Data items:
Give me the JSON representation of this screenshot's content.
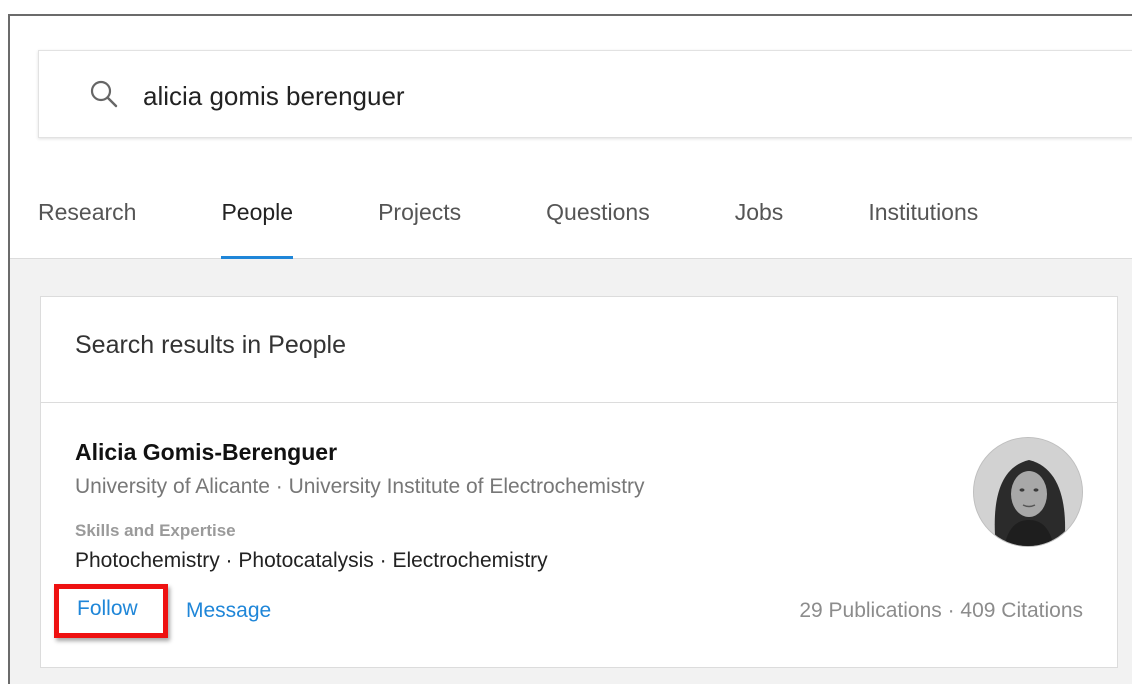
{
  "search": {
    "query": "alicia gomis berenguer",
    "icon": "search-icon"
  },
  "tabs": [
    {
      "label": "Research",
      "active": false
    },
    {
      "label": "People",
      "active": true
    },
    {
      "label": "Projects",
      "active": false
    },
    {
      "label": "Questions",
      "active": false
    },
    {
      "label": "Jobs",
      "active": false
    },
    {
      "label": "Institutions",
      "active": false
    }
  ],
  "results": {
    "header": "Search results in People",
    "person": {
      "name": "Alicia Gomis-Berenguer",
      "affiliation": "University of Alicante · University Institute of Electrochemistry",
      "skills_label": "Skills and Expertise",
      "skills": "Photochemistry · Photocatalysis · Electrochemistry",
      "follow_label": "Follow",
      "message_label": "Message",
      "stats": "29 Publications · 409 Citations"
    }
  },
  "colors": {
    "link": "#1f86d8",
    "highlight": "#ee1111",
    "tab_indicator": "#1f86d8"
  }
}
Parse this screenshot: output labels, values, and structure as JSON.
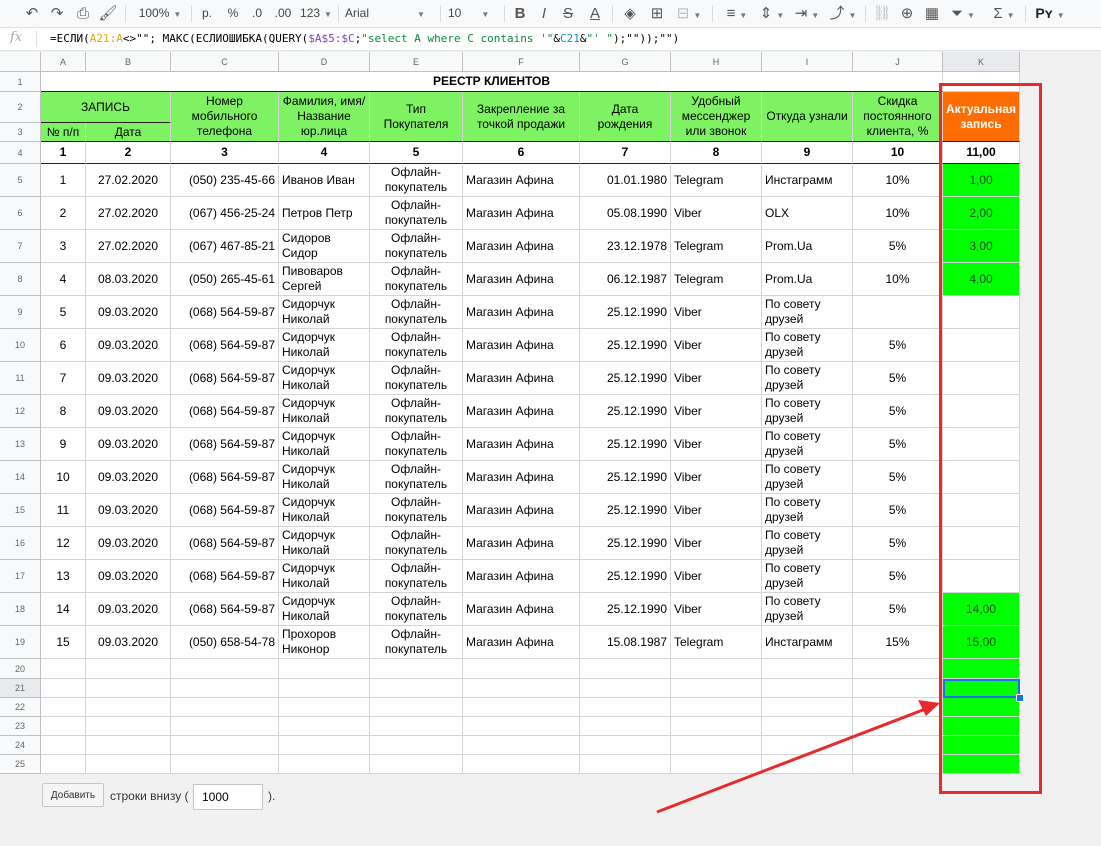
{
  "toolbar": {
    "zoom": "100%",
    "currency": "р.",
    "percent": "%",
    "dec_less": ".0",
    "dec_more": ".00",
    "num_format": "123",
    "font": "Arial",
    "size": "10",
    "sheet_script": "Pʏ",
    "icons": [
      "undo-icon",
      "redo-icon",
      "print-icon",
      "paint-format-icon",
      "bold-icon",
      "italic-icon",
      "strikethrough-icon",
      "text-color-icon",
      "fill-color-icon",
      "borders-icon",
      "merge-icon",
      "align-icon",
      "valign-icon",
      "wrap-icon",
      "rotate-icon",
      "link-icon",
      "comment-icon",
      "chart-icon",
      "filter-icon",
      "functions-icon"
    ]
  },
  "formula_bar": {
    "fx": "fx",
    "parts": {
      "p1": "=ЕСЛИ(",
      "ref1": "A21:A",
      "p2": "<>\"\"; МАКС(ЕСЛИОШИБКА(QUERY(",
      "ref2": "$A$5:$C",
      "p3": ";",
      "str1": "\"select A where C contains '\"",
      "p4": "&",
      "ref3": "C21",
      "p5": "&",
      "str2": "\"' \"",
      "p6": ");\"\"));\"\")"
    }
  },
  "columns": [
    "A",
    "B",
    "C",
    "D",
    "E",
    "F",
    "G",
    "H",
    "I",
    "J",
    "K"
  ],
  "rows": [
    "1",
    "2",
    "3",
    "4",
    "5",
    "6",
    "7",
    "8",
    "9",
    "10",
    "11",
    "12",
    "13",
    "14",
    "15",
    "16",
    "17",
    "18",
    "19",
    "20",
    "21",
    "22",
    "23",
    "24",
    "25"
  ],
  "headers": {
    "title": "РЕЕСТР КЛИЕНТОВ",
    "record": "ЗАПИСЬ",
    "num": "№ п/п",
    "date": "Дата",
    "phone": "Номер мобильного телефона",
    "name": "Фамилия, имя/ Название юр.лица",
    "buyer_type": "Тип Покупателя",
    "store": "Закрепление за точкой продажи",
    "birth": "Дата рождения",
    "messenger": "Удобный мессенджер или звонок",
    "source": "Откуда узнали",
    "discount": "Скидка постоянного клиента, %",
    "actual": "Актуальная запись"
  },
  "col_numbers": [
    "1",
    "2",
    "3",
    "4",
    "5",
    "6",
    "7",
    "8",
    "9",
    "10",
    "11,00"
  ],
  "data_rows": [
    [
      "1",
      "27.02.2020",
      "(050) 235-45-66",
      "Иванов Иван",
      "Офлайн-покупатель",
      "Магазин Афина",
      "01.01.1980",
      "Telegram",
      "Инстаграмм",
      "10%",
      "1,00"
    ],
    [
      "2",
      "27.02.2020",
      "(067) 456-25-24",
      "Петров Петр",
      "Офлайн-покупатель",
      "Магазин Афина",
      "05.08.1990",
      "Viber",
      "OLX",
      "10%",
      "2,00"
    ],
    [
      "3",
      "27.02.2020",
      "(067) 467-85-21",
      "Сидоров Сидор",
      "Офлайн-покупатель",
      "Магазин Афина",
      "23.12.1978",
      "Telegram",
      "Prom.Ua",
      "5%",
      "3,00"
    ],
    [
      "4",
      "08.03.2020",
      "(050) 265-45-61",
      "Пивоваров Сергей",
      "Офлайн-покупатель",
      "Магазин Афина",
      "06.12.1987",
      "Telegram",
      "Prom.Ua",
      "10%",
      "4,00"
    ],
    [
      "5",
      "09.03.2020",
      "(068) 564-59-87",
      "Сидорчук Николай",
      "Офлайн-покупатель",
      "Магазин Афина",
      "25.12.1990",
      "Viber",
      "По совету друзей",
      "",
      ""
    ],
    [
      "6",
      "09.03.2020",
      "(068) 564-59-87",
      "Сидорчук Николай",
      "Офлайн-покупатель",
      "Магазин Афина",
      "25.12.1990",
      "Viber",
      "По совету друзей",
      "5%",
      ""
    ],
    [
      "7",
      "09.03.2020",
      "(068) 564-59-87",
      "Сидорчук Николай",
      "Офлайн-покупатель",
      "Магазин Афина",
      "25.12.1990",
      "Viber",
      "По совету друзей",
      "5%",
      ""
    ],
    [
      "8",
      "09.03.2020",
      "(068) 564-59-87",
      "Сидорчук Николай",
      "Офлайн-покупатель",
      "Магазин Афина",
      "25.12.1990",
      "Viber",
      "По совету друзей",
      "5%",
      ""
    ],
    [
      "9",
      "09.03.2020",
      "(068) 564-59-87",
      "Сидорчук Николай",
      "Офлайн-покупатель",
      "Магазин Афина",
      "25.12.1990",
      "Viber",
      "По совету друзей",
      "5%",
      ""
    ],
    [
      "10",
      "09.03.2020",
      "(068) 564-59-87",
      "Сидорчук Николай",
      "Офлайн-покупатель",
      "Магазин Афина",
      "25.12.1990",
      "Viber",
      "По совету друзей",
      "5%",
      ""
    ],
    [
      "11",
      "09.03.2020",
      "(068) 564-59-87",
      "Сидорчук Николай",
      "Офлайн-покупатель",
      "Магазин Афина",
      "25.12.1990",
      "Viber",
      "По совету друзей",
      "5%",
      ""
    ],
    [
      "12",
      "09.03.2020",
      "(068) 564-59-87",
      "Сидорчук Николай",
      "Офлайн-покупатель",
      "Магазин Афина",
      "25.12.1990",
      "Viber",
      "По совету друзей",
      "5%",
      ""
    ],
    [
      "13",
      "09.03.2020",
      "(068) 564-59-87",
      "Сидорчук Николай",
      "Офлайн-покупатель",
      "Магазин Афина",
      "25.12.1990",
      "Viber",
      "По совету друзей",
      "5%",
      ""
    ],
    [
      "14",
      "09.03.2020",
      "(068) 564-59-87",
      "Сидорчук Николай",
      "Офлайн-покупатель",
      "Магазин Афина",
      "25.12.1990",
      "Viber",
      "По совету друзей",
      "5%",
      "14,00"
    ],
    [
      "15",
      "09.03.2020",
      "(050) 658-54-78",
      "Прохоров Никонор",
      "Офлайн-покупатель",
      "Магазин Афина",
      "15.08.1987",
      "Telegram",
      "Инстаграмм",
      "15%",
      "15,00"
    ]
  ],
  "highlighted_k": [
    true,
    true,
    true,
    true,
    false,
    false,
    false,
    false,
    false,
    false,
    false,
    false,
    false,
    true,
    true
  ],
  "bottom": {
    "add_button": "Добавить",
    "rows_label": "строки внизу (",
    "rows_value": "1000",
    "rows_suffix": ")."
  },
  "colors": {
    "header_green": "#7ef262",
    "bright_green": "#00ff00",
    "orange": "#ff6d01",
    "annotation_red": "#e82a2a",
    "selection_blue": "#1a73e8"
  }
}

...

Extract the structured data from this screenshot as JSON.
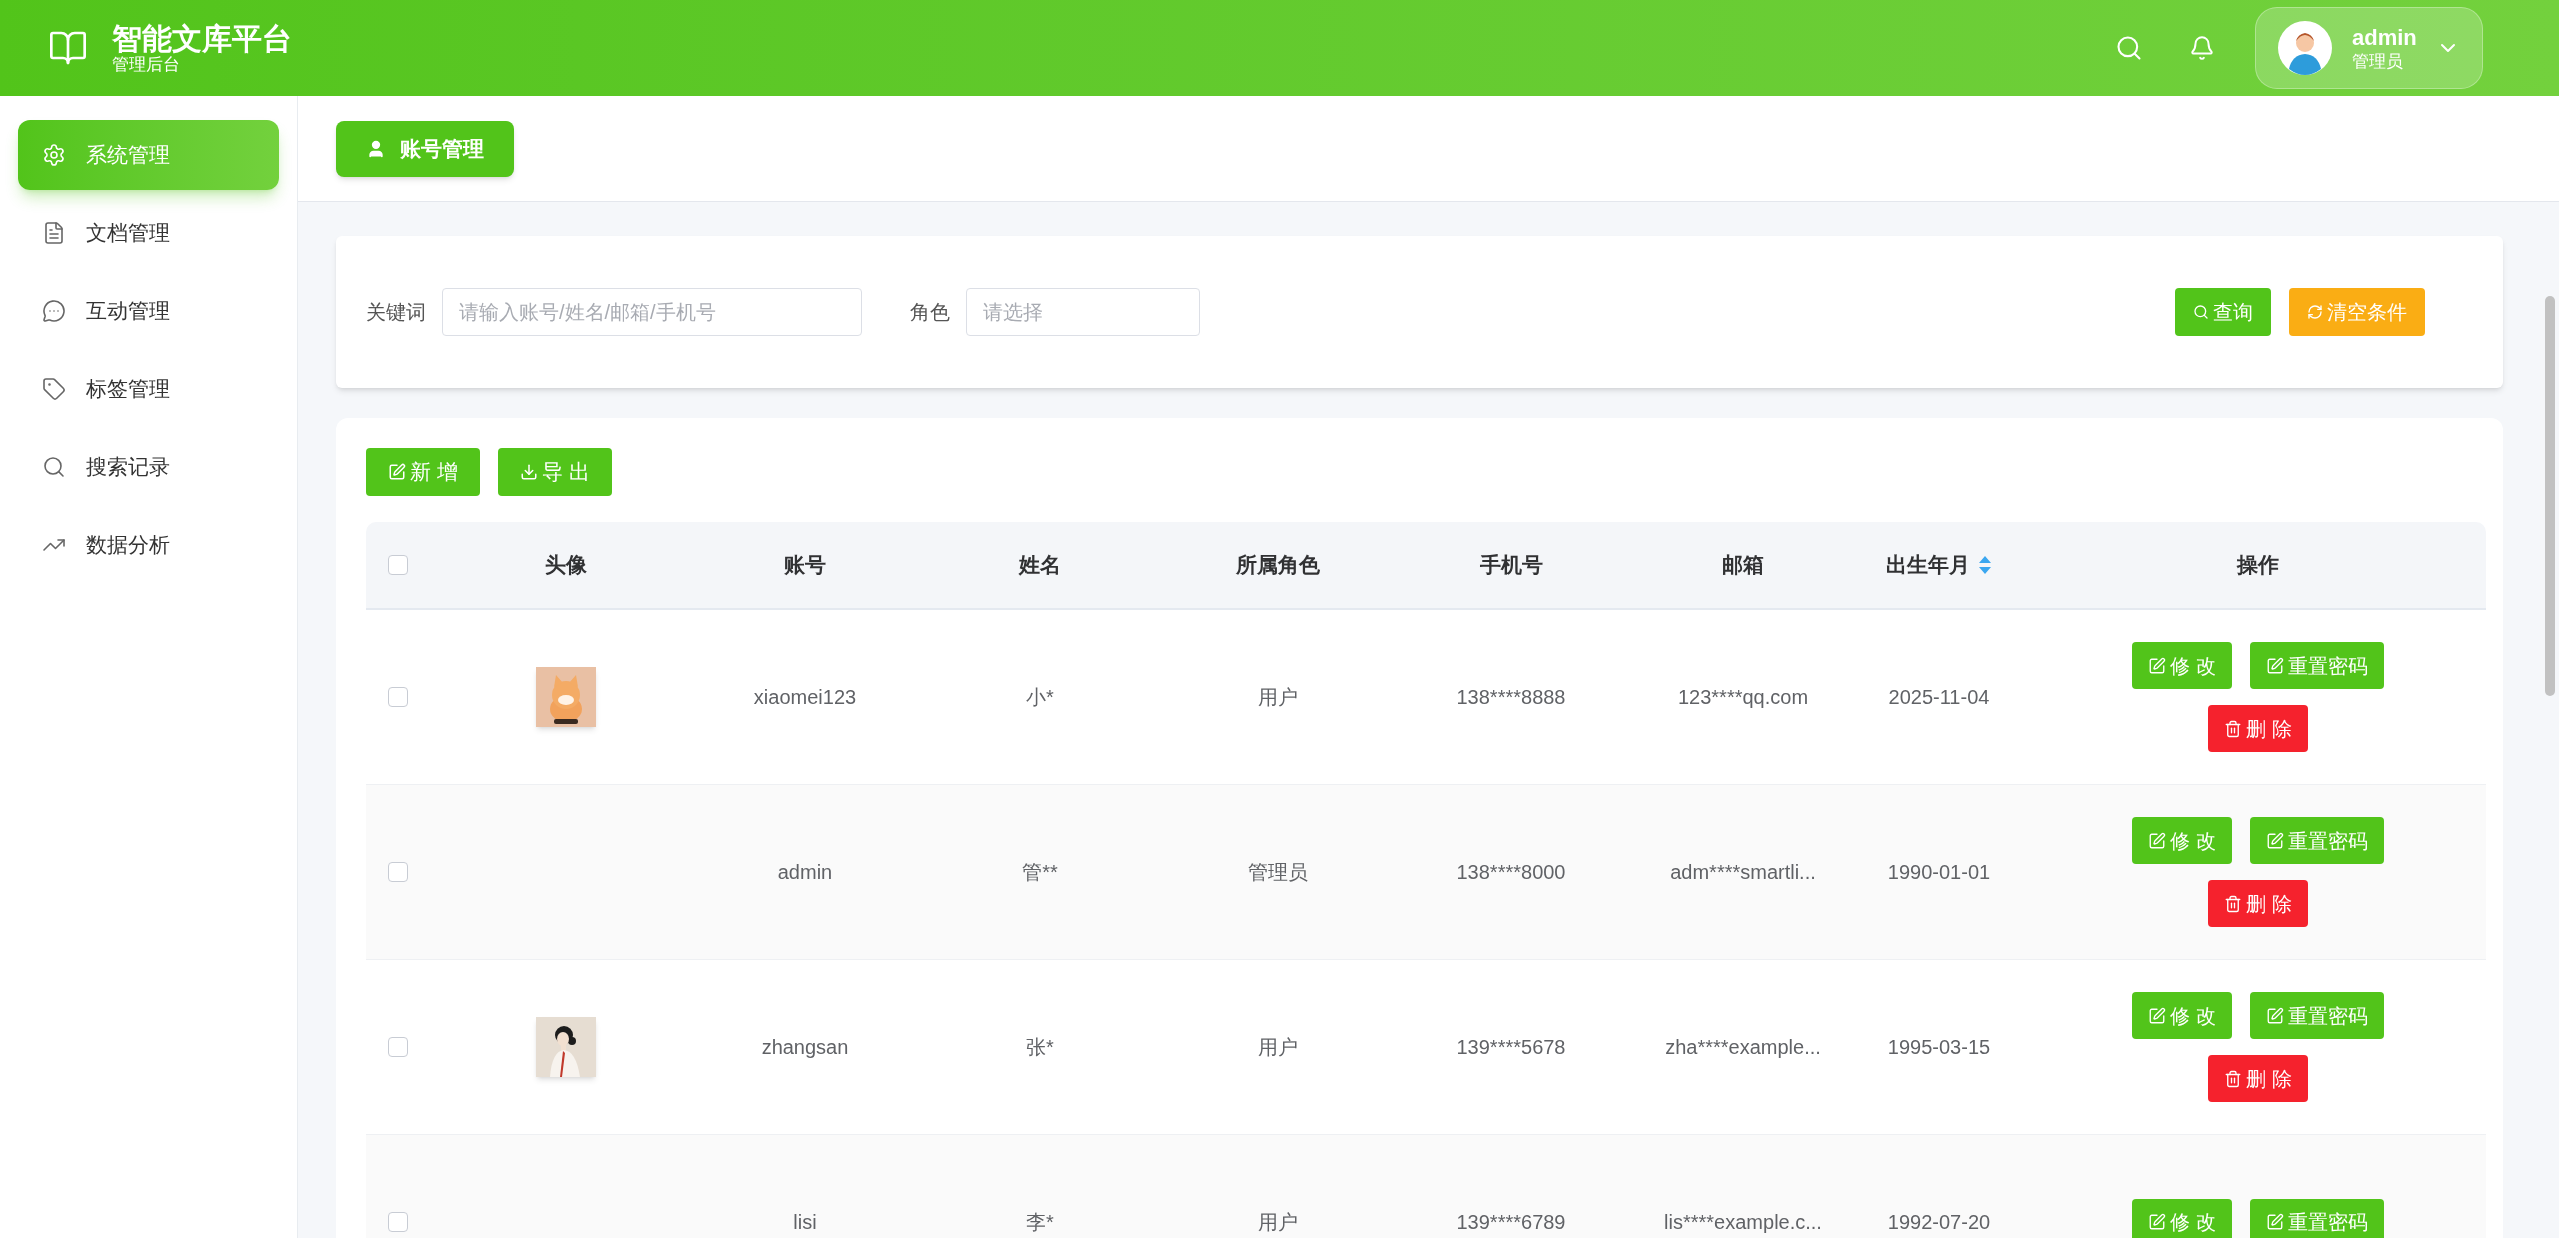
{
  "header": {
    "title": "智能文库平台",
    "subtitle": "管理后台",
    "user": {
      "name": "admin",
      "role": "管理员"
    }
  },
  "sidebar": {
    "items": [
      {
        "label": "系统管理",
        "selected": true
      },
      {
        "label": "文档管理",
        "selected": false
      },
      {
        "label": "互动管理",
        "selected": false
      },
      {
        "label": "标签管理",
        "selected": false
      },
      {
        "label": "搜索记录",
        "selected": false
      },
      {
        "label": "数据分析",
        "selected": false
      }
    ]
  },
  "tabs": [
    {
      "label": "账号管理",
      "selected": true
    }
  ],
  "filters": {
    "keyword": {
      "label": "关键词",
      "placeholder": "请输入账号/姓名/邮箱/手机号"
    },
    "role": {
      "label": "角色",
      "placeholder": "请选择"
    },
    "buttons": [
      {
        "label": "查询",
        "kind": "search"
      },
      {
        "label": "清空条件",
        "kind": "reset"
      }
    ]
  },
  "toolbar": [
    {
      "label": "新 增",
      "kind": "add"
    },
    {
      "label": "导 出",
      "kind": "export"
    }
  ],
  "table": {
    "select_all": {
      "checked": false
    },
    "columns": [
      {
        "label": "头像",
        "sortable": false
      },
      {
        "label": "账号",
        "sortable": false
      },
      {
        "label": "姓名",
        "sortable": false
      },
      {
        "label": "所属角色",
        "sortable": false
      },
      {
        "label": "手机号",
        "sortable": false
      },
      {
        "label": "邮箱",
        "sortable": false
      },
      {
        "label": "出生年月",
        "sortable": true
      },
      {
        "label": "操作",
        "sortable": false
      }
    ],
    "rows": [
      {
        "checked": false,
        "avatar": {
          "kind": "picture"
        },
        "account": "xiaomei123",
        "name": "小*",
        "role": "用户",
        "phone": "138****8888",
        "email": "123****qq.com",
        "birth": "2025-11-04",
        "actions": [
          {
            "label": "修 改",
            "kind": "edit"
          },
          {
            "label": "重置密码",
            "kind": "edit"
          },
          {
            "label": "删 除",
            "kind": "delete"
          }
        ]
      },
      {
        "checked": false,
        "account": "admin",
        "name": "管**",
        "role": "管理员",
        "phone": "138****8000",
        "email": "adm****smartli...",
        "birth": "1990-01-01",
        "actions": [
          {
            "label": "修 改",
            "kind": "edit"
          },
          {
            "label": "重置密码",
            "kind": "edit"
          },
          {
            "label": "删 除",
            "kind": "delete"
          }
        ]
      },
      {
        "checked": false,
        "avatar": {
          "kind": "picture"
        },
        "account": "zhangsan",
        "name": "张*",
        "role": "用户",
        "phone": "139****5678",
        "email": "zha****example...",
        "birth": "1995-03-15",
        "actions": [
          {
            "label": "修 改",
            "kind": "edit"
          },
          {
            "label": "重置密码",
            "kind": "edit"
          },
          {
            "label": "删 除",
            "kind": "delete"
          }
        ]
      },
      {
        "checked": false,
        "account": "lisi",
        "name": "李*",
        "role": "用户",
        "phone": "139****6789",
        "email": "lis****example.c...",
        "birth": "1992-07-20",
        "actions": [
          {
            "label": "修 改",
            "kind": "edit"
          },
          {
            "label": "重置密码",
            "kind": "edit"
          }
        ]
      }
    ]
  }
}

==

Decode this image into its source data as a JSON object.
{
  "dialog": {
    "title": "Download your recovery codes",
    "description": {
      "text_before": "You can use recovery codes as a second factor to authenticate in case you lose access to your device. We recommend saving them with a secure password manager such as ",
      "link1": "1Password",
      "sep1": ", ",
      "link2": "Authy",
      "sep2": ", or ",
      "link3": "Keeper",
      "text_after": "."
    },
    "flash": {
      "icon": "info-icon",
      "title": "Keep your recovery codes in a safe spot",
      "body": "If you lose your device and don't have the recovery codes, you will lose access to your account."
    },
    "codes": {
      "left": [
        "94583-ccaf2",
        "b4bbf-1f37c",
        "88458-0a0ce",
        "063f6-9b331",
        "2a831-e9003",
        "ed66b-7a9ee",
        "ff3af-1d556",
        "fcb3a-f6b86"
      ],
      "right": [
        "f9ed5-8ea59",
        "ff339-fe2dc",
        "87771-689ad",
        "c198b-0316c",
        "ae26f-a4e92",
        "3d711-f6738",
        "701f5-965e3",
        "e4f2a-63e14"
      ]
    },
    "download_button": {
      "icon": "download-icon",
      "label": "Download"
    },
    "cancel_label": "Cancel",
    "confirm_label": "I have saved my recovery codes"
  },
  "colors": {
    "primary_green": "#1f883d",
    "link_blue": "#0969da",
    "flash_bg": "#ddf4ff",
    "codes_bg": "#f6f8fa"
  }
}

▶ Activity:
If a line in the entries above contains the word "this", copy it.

▶ Expected answer:
Give me the JSON representation of this screenshot's content.
Parse this screenshot: output labels, values, and structure as JSON.
Extract the structured data from this screenshot as JSON.
Decode this image into its source data as a JSON object.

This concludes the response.